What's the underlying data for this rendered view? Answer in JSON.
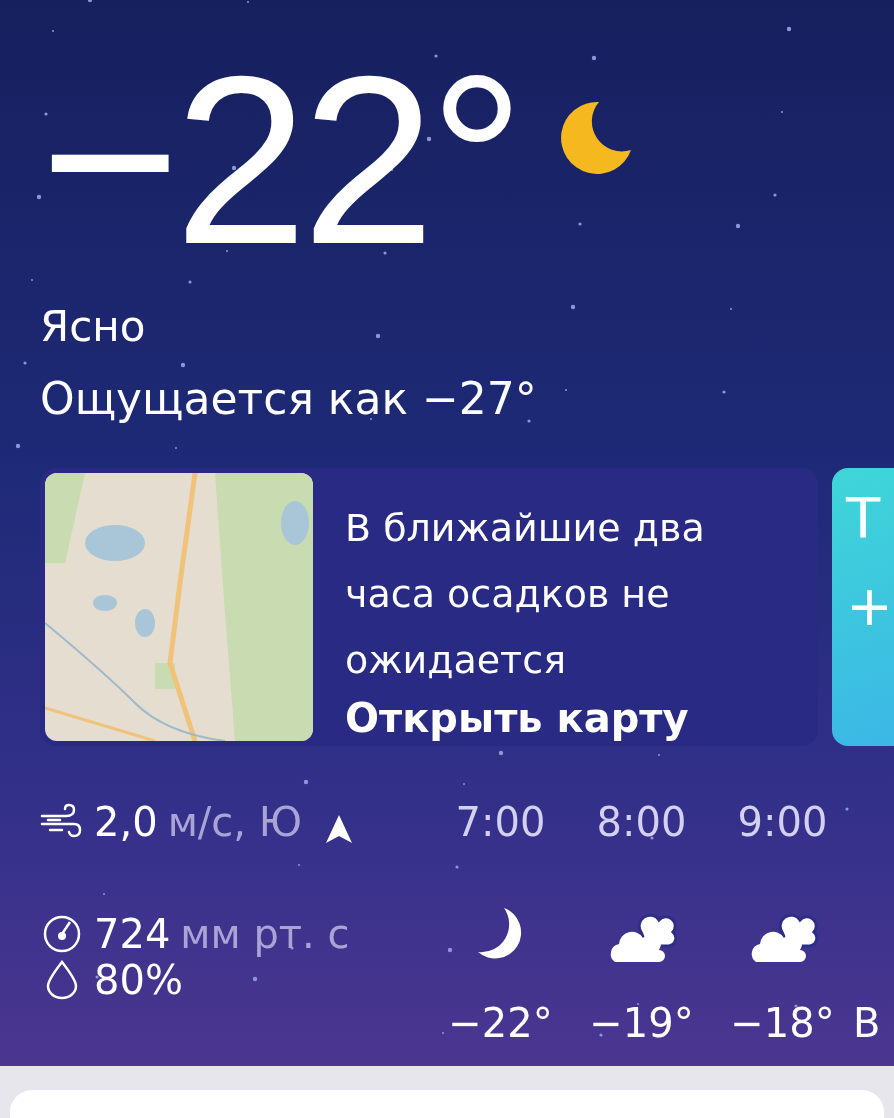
{
  "current": {
    "temperature": "−22°",
    "condition": "Ясно",
    "feels_like": "Ощущается как −27°"
  },
  "cards": [
    {
      "kind": "nowcast",
      "text": "В ближайшие два часа осадков не ожидается",
      "link": "Открыть карту"
    },
    {
      "kind": "partial",
      "title": "Т",
      "symbol": "+"
    }
  ],
  "details": {
    "wind_value": "2,0",
    "wind_unit": "м/с, Ю",
    "pressure_value": "724",
    "pressure_unit": "мм рт. с",
    "humidity": "80%"
  },
  "hourly": [
    {
      "time": "7:00",
      "kind": "moon",
      "temp": "−22°"
    },
    {
      "time": "8:00",
      "kind": "clouds",
      "temp": "−19°"
    },
    {
      "time": "9:00",
      "kind": "clouds",
      "temp": "−18°"
    }
  ],
  "hourly_more": "В"
}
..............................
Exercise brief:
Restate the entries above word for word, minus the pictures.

Written solution:
What's the underlying data for this rendered view? Answer in JSON.
{
  "current": {
    "temperature": "−22°",
    "condition": "Ясно",
    "feels_like": "Ощущается как −27°"
  },
  "cards": [
    {
      "kind": "nowcast",
      "text": "В ближайшие два часа осадков не ожидается",
      "link": "Открыть карту"
    },
    {
      "kind": "partial",
      "title": "Т",
      "symbol": "+"
    }
  ],
  "details": {
    "wind_value": "2,0",
    "wind_unit": "м/с, Ю",
    "pressure_value": "724",
    "pressure_unit": "мм рт. с",
    "humidity": "80%"
  },
  "hourly": [
    {
      "time": "7:00",
      "kind": "moon",
      "temp": "−22°"
    },
    {
      "time": "8:00",
      "kind": "clouds",
      "temp": "−19°"
    },
    {
      "time": "9:00",
      "kind": "clouds",
      "temp": "−18°"
    }
  ],
  "hourly_more": "В"
}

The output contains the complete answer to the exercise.